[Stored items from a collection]
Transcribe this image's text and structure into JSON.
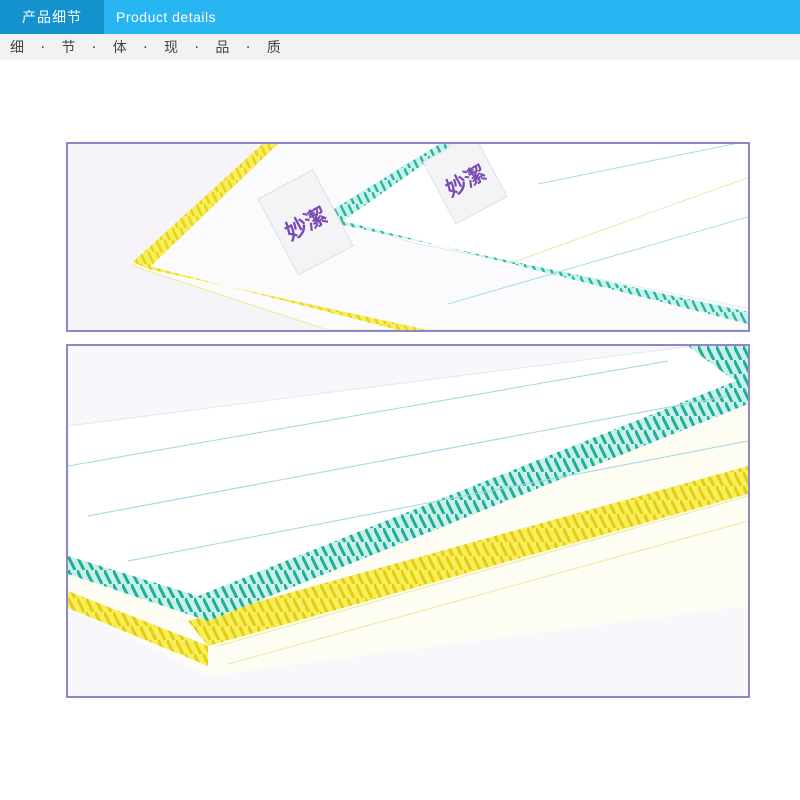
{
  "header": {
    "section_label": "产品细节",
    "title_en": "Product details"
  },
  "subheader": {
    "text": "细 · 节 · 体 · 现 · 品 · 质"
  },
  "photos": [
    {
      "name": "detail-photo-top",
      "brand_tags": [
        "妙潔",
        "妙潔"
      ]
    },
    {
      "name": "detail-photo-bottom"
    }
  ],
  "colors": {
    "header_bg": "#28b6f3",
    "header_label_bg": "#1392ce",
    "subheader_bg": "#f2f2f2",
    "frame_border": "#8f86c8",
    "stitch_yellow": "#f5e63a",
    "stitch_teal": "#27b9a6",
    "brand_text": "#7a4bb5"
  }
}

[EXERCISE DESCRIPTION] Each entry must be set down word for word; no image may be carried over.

[SOLUTION FOR THIS PROBLEM]
Transcribe this image's text and structure into JSON.
{
  "header": {
    "section_label": "产品细节",
    "title_en": "Product details"
  },
  "subheader": {
    "text": "细 · 节 · 体 · 现 · 品 · 质"
  },
  "photos": [
    {
      "name": "detail-photo-top",
      "brand_tags": [
        "妙潔",
        "妙潔"
      ]
    },
    {
      "name": "detail-photo-bottom"
    }
  ],
  "colors": {
    "header_bg": "#28b6f3",
    "header_label_bg": "#1392ce",
    "subheader_bg": "#f2f2f2",
    "frame_border": "#8f86c8",
    "stitch_yellow": "#f5e63a",
    "stitch_teal": "#27b9a6",
    "brand_text": "#7a4bb5"
  }
}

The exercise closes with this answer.